36. Evaporation, Vapor Pressure, and Boiling Point Normal boiling point 1. The temperature at which boiling occurs when the pressure is exactly 1 atm. 2. Boiling point – when the vapor pressure of a liquid rises to the point where it becomes equal to the external pressure

37. Example 7 The vapor pressure of ethanol at 34.7C is 100.0 mm Hg, and the heat of vaporization of ethanol is 38.6 kJ/mol. What is the vapor pressure of ethanol in mm Hg at 65.0C?

38. Example 8 The normal boiling point of benzene is 80.1 C and the heat of vaporization is 30.8 kJ/mol. What is the boiling point of benzene (in C) on top of Mt. Everest where P = 260 mm Hg?

39. Phase Diagrams • Shows which phase is stable at different combinations of pressure and temperature.

40. Phase Diagrams Triple Point: The only condition under which all three phases can be in equilibrium with one another. Critical Temperature (Tc): The temperature above which the gas phase cannot be made to liquefy at any pressure. Critical Pressure (Pc) : The minimum pressure required to liquefy a gas at its critical temp. Supercritical Fluid: Neither true liquid nor true gas Normal boiling and melting point always at 1 atm

41. Example 9 Can you label the following? a) solid region b) Liquid region c)  Gas region d)  Normal boiling point e)  Normal melting point f)   Triple point g)  Supercritical fluid region h) Critical point, what is the critical pressure and temperature

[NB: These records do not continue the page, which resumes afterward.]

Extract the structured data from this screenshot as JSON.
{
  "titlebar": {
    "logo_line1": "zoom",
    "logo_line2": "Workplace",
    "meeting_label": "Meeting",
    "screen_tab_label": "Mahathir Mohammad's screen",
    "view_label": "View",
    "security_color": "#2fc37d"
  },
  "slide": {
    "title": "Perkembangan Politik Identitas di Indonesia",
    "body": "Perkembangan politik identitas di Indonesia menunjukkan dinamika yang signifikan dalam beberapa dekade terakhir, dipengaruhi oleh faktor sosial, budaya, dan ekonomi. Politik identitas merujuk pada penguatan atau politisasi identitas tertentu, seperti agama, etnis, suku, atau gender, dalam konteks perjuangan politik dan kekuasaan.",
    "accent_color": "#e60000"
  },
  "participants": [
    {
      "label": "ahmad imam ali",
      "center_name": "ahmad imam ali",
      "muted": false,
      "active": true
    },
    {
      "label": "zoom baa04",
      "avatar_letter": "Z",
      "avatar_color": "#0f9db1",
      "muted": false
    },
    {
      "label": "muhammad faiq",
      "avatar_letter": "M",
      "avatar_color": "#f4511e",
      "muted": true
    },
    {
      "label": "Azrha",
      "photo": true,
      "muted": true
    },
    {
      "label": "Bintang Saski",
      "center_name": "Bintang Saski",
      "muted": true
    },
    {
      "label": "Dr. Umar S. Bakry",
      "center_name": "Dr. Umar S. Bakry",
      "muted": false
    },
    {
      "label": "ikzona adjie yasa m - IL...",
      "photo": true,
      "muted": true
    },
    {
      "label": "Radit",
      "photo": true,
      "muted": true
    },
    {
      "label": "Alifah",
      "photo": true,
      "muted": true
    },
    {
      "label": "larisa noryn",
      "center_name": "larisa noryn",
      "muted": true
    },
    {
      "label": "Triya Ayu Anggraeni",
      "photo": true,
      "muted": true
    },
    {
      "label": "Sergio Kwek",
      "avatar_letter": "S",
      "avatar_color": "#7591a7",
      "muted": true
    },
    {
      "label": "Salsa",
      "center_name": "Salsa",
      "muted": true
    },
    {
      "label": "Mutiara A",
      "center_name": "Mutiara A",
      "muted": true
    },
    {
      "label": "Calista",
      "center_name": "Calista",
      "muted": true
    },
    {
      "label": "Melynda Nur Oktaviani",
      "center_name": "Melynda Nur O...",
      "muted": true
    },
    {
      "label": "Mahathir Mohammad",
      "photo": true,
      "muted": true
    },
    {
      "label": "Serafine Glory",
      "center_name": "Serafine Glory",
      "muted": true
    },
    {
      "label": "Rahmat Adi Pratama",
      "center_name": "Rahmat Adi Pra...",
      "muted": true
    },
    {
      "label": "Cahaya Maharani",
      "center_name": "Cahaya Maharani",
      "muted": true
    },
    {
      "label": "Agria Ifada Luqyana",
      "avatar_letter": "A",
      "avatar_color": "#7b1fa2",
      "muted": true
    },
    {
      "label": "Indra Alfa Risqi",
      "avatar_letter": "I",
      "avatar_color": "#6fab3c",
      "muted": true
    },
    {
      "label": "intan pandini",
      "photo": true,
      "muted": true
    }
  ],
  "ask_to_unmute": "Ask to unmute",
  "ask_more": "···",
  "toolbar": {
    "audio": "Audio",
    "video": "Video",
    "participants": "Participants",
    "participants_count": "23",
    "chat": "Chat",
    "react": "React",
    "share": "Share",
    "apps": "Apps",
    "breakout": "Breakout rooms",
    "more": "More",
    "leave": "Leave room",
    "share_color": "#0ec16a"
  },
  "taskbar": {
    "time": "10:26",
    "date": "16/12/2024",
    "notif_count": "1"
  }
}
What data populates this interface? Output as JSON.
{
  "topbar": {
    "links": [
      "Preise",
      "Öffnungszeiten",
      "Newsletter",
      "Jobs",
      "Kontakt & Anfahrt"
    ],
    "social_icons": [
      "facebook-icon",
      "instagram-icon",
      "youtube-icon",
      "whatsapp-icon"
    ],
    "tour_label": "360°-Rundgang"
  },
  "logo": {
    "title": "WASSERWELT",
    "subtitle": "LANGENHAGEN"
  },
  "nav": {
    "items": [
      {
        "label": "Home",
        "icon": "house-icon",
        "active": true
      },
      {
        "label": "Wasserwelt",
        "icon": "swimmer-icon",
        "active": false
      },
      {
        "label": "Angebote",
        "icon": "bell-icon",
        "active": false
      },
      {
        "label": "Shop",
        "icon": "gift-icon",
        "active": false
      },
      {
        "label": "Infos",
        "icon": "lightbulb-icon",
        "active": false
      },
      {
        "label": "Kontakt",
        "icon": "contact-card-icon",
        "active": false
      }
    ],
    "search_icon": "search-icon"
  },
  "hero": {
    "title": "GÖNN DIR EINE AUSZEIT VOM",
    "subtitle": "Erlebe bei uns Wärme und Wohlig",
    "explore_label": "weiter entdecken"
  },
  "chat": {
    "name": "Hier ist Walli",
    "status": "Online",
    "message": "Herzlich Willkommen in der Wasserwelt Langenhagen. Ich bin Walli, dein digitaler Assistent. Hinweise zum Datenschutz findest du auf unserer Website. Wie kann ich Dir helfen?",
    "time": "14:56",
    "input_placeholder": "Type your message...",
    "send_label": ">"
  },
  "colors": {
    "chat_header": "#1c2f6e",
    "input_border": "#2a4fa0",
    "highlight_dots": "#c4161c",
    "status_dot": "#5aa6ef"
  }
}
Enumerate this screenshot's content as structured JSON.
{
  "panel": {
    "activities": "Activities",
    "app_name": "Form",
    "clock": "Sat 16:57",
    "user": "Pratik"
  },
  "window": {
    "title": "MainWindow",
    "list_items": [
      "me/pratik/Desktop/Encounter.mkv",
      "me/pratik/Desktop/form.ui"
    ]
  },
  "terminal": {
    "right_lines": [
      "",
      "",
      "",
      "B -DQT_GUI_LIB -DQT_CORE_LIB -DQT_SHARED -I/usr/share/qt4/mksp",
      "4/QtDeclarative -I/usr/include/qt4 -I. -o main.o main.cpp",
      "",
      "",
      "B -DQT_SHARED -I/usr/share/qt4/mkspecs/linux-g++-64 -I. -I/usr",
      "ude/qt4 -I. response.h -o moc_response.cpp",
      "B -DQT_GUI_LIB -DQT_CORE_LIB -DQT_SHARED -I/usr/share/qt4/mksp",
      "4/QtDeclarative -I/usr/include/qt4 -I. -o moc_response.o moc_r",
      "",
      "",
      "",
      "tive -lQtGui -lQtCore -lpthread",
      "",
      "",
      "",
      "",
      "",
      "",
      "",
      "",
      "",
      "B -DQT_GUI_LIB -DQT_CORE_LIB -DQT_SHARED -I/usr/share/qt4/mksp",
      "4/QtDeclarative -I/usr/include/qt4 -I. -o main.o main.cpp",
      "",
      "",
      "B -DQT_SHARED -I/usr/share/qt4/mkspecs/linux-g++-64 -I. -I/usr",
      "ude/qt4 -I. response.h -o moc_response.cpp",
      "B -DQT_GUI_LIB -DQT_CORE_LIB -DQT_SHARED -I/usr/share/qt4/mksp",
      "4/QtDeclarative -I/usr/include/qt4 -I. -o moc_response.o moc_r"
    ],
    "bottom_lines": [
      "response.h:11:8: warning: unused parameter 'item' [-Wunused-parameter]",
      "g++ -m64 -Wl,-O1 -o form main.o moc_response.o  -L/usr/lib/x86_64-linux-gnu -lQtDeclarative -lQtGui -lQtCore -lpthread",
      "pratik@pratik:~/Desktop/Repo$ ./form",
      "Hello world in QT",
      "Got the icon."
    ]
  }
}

42. Types of solids 1. Molecular solid -held together by intermolecular forces -H2O(s), CO2(s) 2. Metallic solid -positively charged atomic cores surrounded by delocalized electrons -Fe, Cu, Ag

43. Types of solids 3. Ionic solid -cations and anions held together by electrical attraction of opposite charges -NaCl 4. Covalent network solid -atoms held together in large networks by covalent bonds -diamonds